Best way to set up and query a simple database on Mac - LNS (Script Debugger site)

In particular, one solution that might be the most scriptable and easy-to-use is:


Thanks for your reply. I've learned a lot from your many contributions to this forum.

Why do you suggest Filemaker Pro instead of the other response to the post at Latre Night that suggested Shane's SQL libraries. I used to use Filemaker then Apple started to raise the price beyond what it was worth to me.

Since Shane's libraries are free and SQLite is already on the Mac, I am thinking that this might be the best way to go. Thoughts anyone?

My suggestion was mainly based on ease-of-use and AppleScript support.
If you don't want to pay the price of FMP, then Shane's SQL lib provides an excellent option.

how to know , PyMySQL installed where..

I'm not familiar with this. But I think it depends on how it is installed.
Usually, it should be in the /site-packages/ folder in the python directory.

i can read mysql with python now,tks your help.
Do you know how to add to mysql?

Hi, @Bill_Huang,

Since you already know how to read it, it shouldn’t be difficult for you to follow this tutorial on inserting data to tables:

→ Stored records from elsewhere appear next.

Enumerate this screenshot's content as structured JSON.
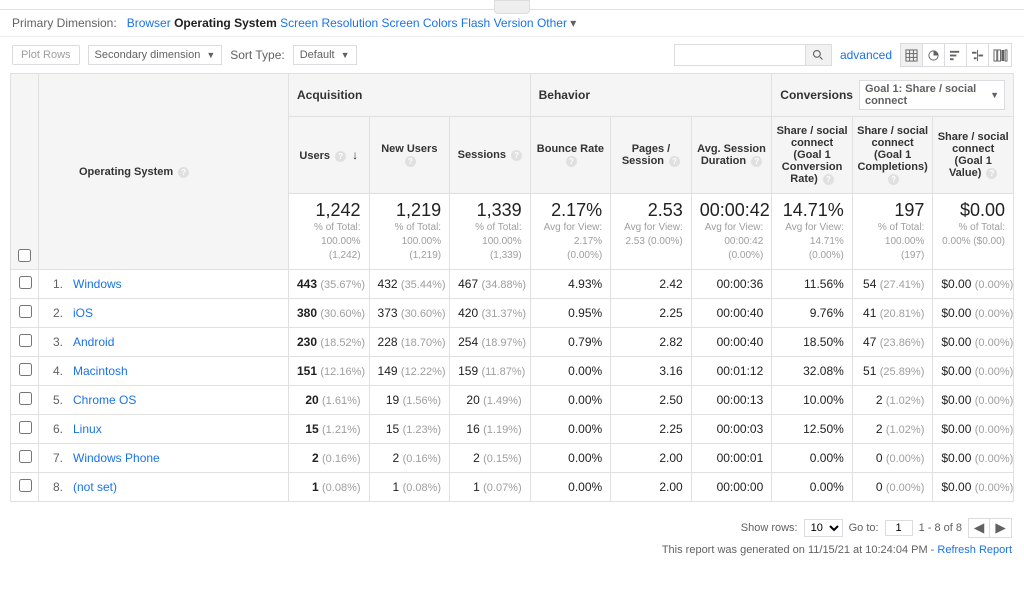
{
  "primary_dimension": {
    "label": "Primary Dimension:",
    "items": [
      {
        "label": "Browser",
        "active": false,
        "has_chev": false
      },
      {
        "label": "Operating System",
        "active": true,
        "has_chev": false
      },
      {
        "label": "Screen Resolution",
        "active": false,
        "has_chev": false
      },
      {
        "label": "Screen Colors",
        "active": false,
        "has_chev": false
      },
      {
        "label": "Flash Version",
        "active": false,
        "has_chev": false
      },
      {
        "label": "Other",
        "active": false,
        "has_chev": true
      }
    ]
  },
  "toolbar": {
    "plot_rows": "Plot Rows",
    "secondary_dim": "Secondary dimension",
    "sort_type_label": "Sort Type:",
    "sort_type_value": "Default",
    "advanced": "advanced",
    "search_placeholder": ""
  },
  "view_icons": [
    {
      "name": "grid-icon",
      "title": "Data"
    },
    {
      "name": "pie-icon",
      "title": "Percentage"
    },
    {
      "name": "bars-icon",
      "title": "Performance"
    },
    {
      "name": "compare-icon",
      "title": "Comparison"
    },
    {
      "name": "pivot-icon",
      "title": "Pivot"
    }
  ],
  "groups": {
    "os_header": "Operating System",
    "acquisition": "Acquisition",
    "behavior": "Behavior",
    "conversions": "Conversions",
    "conversion_select": "Goal 1: Share / social connect"
  },
  "columns": {
    "users": "Users",
    "new_users": "New Users",
    "sessions": "Sessions",
    "bounce": "Bounce Rate",
    "pps": "Pages / Session",
    "avg_dur": "Avg. Session Duration",
    "conv_rate": "Share / social connect (Goal 1 Conversion Rate)",
    "conv_completions": "Share / social connect (Goal 1 Completions)",
    "conv_value": "Share / social connect (Goal 1 Value)"
  },
  "totals": {
    "users": {
      "big": "1,242",
      "sub": "% of Total: 100.00% (1,242)"
    },
    "new_users": {
      "big": "1,219",
      "sub": "% of Total: 100.00% (1,219)"
    },
    "sessions": {
      "big": "1,339",
      "sub": "% of Total: 100.00% (1,339)"
    },
    "bounce": {
      "big": "2.17%",
      "sub": "Avg for View: 2.17% (0.00%)"
    },
    "pps": {
      "big": "2.53",
      "sub": "Avg for View: 2.53 (0.00%)"
    },
    "avg_dur": {
      "big": "00:00:42",
      "sub": "Avg for View: 00:00:42 (0.00%)"
    },
    "conv_rate": {
      "big": "14.71%",
      "sub": "Avg for View: 14.71% (0.00%)"
    },
    "conv_completions": {
      "big": "197",
      "sub": "% of Total: 100.00% (197)"
    },
    "conv_value": {
      "big": "$0.00",
      "sub": "% of Total: 0.00% ($0.00)"
    }
  },
  "rows": [
    {
      "n": "1.",
      "os": "Windows",
      "users": "443",
      "users_pct": "(35.67%)",
      "new": "432",
      "new_pct": "(35.44%)",
      "sess": "467",
      "sess_pct": "(34.88%)",
      "bounce": "4.93%",
      "pps": "2.42",
      "dur": "00:00:36",
      "crate": "11.56%",
      "ccnt": "54",
      "ccnt_pct": "(27.41%)",
      "cval": "$0.00",
      "cval_pct": "(0.00%)"
    },
    {
      "n": "2.",
      "os": "iOS",
      "users": "380",
      "users_pct": "(30.60%)",
      "new": "373",
      "new_pct": "(30.60%)",
      "sess": "420",
      "sess_pct": "(31.37%)",
      "bounce": "0.95%",
      "pps": "2.25",
      "dur": "00:00:40",
      "crate": "9.76%",
      "ccnt": "41",
      "ccnt_pct": "(20.81%)",
      "cval": "$0.00",
      "cval_pct": "(0.00%)"
    },
    {
      "n": "3.",
      "os": "Android",
      "users": "230",
      "users_pct": "(18.52%)",
      "new": "228",
      "new_pct": "(18.70%)",
      "sess": "254",
      "sess_pct": "(18.97%)",
      "bounce": "0.79%",
      "pps": "2.82",
      "dur": "00:00:40",
      "crate": "18.50%",
      "ccnt": "47",
      "ccnt_pct": "(23.86%)",
      "cval": "$0.00",
      "cval_pct": "(0.00%)"
    },
    {
      "n": "4.",
      "os": "Macintosh",
      "users": "151",
      "users_pct": "(12.16%)",
      "new": "149",
      "new_pct": "(12.22%)",
      "sess": "159",
      "sess_pct": "(11.87%)",
      "bounce": "0.00%",
      "pps": "3.16",
      "dur": "00:01:12",
      "crate": "32.08%",
      "ccnt": "51",
      "ccnt_pct": "(25.89%)",
      "cval": "$0.00",
      "cval_pct": "(0.00%)"
    },
    {
      "n": "5.",
      "os": "Chrome OS",
      "users": "20",
      "users_pct": "(1.61%)",
      "new": "19",
      "new_pct": "(1.56%)",
      "sess": "20",
      "sess_pct": "(1.49%)",
      "bounce": "0.00%",
      "pps": "2.50",
      "dur": "00:00:13",
      "crate": "10.00%",
      "ccnt": "2",
      "ccnt_pct": "(1.02%)",
      "cval": "$0.00",
      "cval_pct": "(0.00%)"
    },
    {
      "n": "6.",
      "os": "Linux",
      "users": "15",
      "users_pct": "(1.21%)",
      "new": "15",
      "new_pct": "(1.23%)",
      "sess": "16",
      "sess_pct": "(1.19%)",
      "bounce": "0.00%",
      "pps": "2.25",
      "dur": "00:00:03",
      "crate": "12.50%",
      "ccnt": "2",
      "ccnt_pct": "(1.02%)",
      "cval": "$0.00",
      "cval_pct": "(0.00%)"
    },
    {
      "n": "7.",
      "os": "Windows Phone",
      "users": "2",
      "users_pct": "(0.16%)",
      "new": "2",
      "new_pct": "(0.16%)",
      "sess": "2",
      "sess_pct": "(0.15%)",
      "bounce": "0.00%",
      "pps": "2.00",
      "dur": "00:00:01",
      "crate": "0.00%",
      "ccnt": "0",
      "ccnt_pct": "(0.00%)",
      "cval": "$0.00",
      "cval_pct": "(0.00%)"
    },
    {
      "n": "8.",
      "os": "(not set)",
      "users": "1",
      "users_pct": "(0.08%)",
      "new": "1",
      "new_pct": "(0.08%)",
      "sess": "1",
      "sess_pct": "(0.07%)",
      "bounce": "0.00%",
      "pps": "2.00",
      "dur": "00:00:00",
      "crate": "0.00%",
      "ccnt": "0",
      "ccnt_pct": "(0.00%)",
      "cval": "$0.00",
      "cval_pct": "(0.00%)"
    }
  ],
  "footer": {
    "show_rows_label": "Show rows:",
    "show_rows_value": "10",
    "go_to_label": "Go to:",
    "go_to_value": "1",
    "range": "1 - 8 of 8",
    "generated": "This report was generated on 11/15/21 at 10:24:04 PM - ",
    "refresh": "Refresh Report"
  }
}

But if you do have difficulty, you may ask further questions. Be sure to offer more information when you do.